Disinfectant wipes, especially, are in high demand with consumers clearing out shelves just as quickly as stores restock them.
But now, one of the biggest makers of private-label wipes says tens of millions more wipes are expected to hit store shelves.
Rockline Industries, which makes Good & Clean wipes and store brand products for major retailers, said the wipes will be available at stores later this month.
It is unclear to what degree the availability of the additional Rockline wipes will alleviate shortages across the country.
Big consumer product companies like Clorox and Lysol-maker Reckitt Benckiser dominate the $1 billion wipes market, with 45% and 20% share, respectively, according to market research firm IRI. Private label makers, which include companies like Rockline, have 28% of the pie.
Walmart (WMT)is among the retailers expected to receive the additional disinfectant wipes from Rockline some time in mid-May.
“This will help us make more product available to customers,” according to a person familiar with the matter, who requested anonymity because the company typically does not discuss its supplier agreements.
Rockline employs nearly 2,500 people worldwide and has manufacturing facilities in Wisconsin, Arkansas, New Jersey, Tennessee and overseas in England and South China.
How Rockline fixed its supply issues
Rockline was able to increase its wipes production because of a packaging tweak.
Cleaning wipes are predominantly packaged in hard plastic canisters, unlike baby wipes, which usually come in soft-packs.
“Ninety percent of disinfectant wipes are sold in canisters. The primary reason for using canisters has to do with how consumers use and store wipes,” Chris Dresselhuys, director of product management at Rockline, said. “They tend to store these vertically under the kitchen sink, for easy access, along with other sanitizing product.”
But the unprecedented demand for household disinfectant wipes led to Rockline maxing out its canister production. It needed a different solution to be able to quickly and significantly increase the volume of packaged wipes to meet demand.
“There isn’t a prohibition on putting disinfectant wipes in soft-packs but the industry standard has been the canisters,” said Dresselhuys.
Given how quickly the disinfectant wipes supply is depleting in the market in response to the pandemic, Rockline, in February, started exploring different ways to expedite supply, including alternative packaging formats.
The disinfectant wipes products are registered with the Environmental Protection Agency, which oversees the category and approves new products, new ingredients and packaging changes for individual companies.
So, several weeks ago, Rockline had talks with the EPA about putting its disinfectant wipes in soft-packs in addition to canisters as a way to get even more product into stores. Clorox and Lysol already sell some wipes in soft-packs.
“Typically the approval could take several months,” Dresselhuys said. Rockline was able to get the approval in just a matter of weeks.
The EPA said it’s in its interest to ensure Americans have access to approved surface disinfectant products effective against the novel coronavirus.
“To this end, the agency is expediting disinfectant product reviews and identifying regulatory flexibilities to avoid supply chain disruptions, including ingredient sourcing changes, manufacturing location additions or changes, and packaging changes,” the agency said in a statement to CNN Business.
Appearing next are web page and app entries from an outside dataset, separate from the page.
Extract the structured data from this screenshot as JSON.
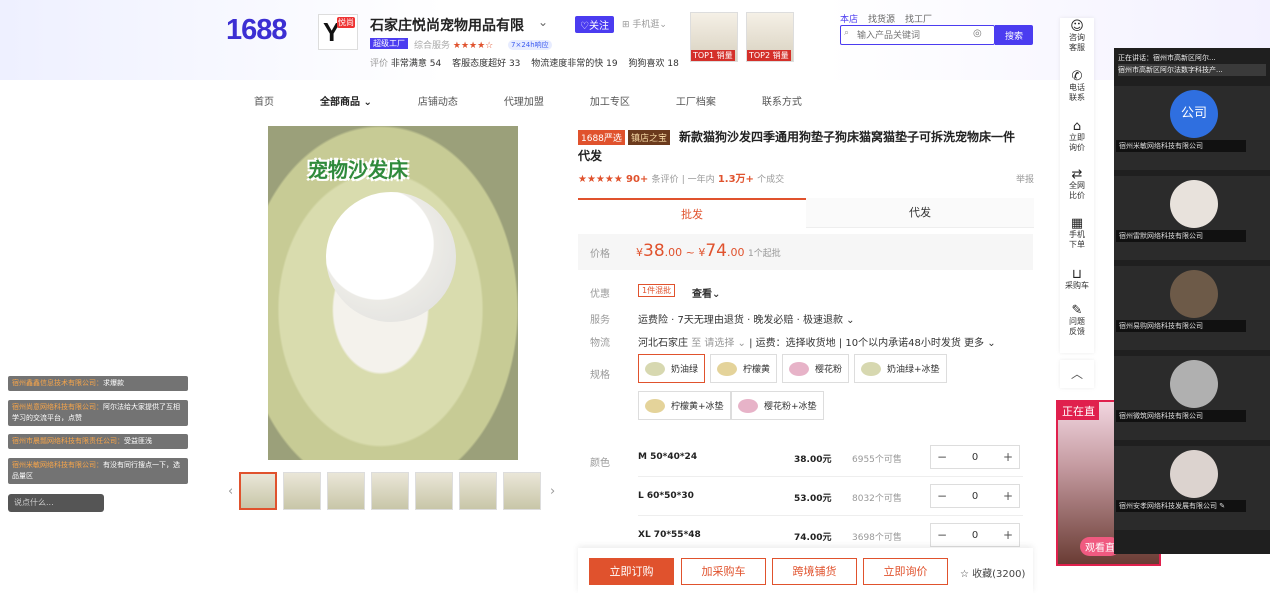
{
  "header": {
    "logo": "1688",
    "shop_name": "石家庄悦尚宠物用品有限",
    "shop_name_caret": "⌄",
    "shop_logo_mark": "Y",
    "shop_logo_badge": "悦尚",
    "follow_label": "♡关注",
    "mobile_label": "⊞ 手机逛⌄",
    "tag_label": "超级工厂",
    "service_label": "综合服务",
    "service_stars": "★★★★☆",
    "badge_label": "7×24h响应",
    "ratings": [
      {
        "label": "评价",
        "value": ""
      },
      {
        "label": "",
        "value": "非常满意 54"
      },
      {
        "label": "客服态度超好 33",
        "value": ""
      },
      {
        "label": "物流速度非常的快 19",
        "value": ""
      },
      {
        "label": "狗狗喜欢 18",
        "value": ""
      }
    ],
    "top_badges": [
      "TOP1 销量",
      "TOP2 销量"
    ]
  },
  "search": {
    "tabs": [
      "本店",
      "找货源",
      "找工厂"
    ],
    "placeholder": "输入产品关键词",
    "button": "搜索"
  },
  "nav": [
    "首页",
    "全部商品 ⌄",
    "店铺动态",
    "代理加盟",
    "加工专区",
    "工厂档案",
    "联系方式"
  ],
  "product": {
    "image_title": "宠物沙发床",
    "tag_a": "1688严选",
    "tag_b": "镇店之宝",
    "title": "新款猫狗沙发四季通用狗垫子狗床猫窝猫垫子可拆洗宠物床一件代发",
    "stars": "★★★★★",
    "review_count": "90+",
    "review_label": "条评价",
    "sales_prefix": "一年内",
    "sales": "1.3万+",
    "sales_suffix": "个成交",
    "report": "举报"
  },
  "tabs": [
    "批发",
    "代发"
  ],
  "price": {
    "label": "价格",
    "currency": "¥",
    "min_int": "38",
    "min_dec": ".00",
    "sep": "~",
    "max_int": "74",
    "max_dec": ".00",
    "moq": "1个起批"
  },
  "offers": {
    "label": "优惠",
    "coupon": "1件混批",
    "view": "查看⌄"
  },
  "service": {
    "label": "服务",
    "text": "运费险 · 7天无理由退货 · 晚发必赔 · 极速退款 ⌄"
  },
  "logistics": {
    "label": "物流",
    "origin": "河北石家庄",
    "to": "至 请选择 ⌄",
    "fee": "运费：选择收货地",
    "promise": "10个以内承诺48小时发货",
    "more": "更多 ⌄"
  },
  "spec": {
    "label": "规格",
    "options": [
      "奶油绿",
      "柠檬黄",
      "樱花粉",
      "奶油绿+冰垫",
      "柠檬黄+冰垫",
      "樱花粉+冰垫"
    ]
  },
  "color": {
    "label": "颜色",
    "rows": [
      {
        "size": "M 50*40*24",
        "price": "38.00元",
        "stock": "6955个可售",
        "qty": "0"
      },
      {
        "size": "L 60*50*30",
        "price": "53.00元",
        "stock": "8032个可售",
        "qty": "0"
      },
      {
        "size": "XL 70*55*48",
        "price": "74.00元",
        "stock": "3698个可售",
        "qty": "0"
      }
    ]
  },
  "actions": {
    "order": "立即订购",
    "cart": "加采购车",
    "cross": "跨境铺货",
    "inquiry": "立即询价",
    "favorite": "☆ 收藏(3200)"
  },
  "sidebar": [
    {
      "icon": "☺",
      "label": "咨询\n客服"
    },
    {
      "icon": "✆",
      "label": "电话\n联系"
    },
    {
      "icon": "⌂",
      "label": "立即\n询价"
    },
    {
      "icon": "⇄",
      "label": "全网\n比价"
    },
    {
      "icon": "▦",
      "label": "手机\n下单"
    },
    {
      "icon": "⊔",
      "label": "采购车"
    },
    {
      "icon": "✎",
      "label": "问题\n反馈"
    }
  ],
  "up_icon": "︿",
  "live": {
    "header": "正在直",
    "watch": "观看直"
  },
  "call": {
    "speaking": "正在讲话：宿州市高新区阿尔...",
    "caption": "宿州市高新区阿尔法数字科技产...",
    "participants": [
      {
        "name": "宿州米敏网络科技有限公司",
        "avatar": "公司"
      },
      {
        "name": "宿州雷默网络科技有限公司",
        "avatar": ""
      },
      {
        "name": "宿州易购网络科技有限公司",
        "avatar": ""
      },
      {
        "name": "宿州微筑网络科技有限公司",
        "avatar": ""
      },
      {
        "name": "宿州安孝网络科技发展有限公司 ✎",
        "avatar": ""
      }
    ]
  },
  "chat": [
    {
      "user": "宿州鑫鑫信息技术有限公司：",
      "msg": "求爆款"
    },
    {
      "user": "宿州尚意网络科技有限公司：",
      "msg": "阿尔法给大家提供了互相学习的交流平台，点赞"
    },
    {
      "user": "宿州市晨瓢网络科技有限责任公司：",
      "msg": "受益匪浅"
    },
    {
      "user": "宿州米敏网络科技有限公司：",
      "msg": "有没有同行搜点一下，选品量区"
    }
  ],
  "chat_input": "说点什么...",
  "colors": {
    "accent": "#e0522d",
    "brand": "#4b3cf0"
  }
}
Sales of disinfectant wipes have skyrocketed 144% since the beginning of March, shortly after the coronavirus outbreak got a foothold in the United States, according to market research firm Nielsen.
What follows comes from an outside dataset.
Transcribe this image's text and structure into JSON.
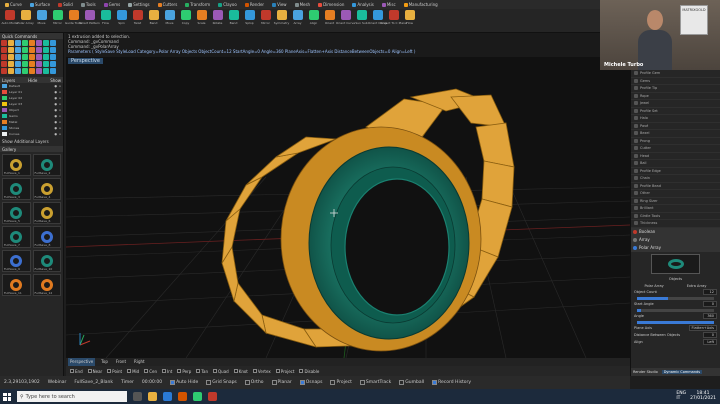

Reckitt Benckiser told CNN Business last month that its factories are working “pretty much around the clock shifts to increase supply” as unprecedented demand for its wipes has stressed its supply chain. “What we’re hoping is that these [demand] spikes transition to more normal buying patterns.”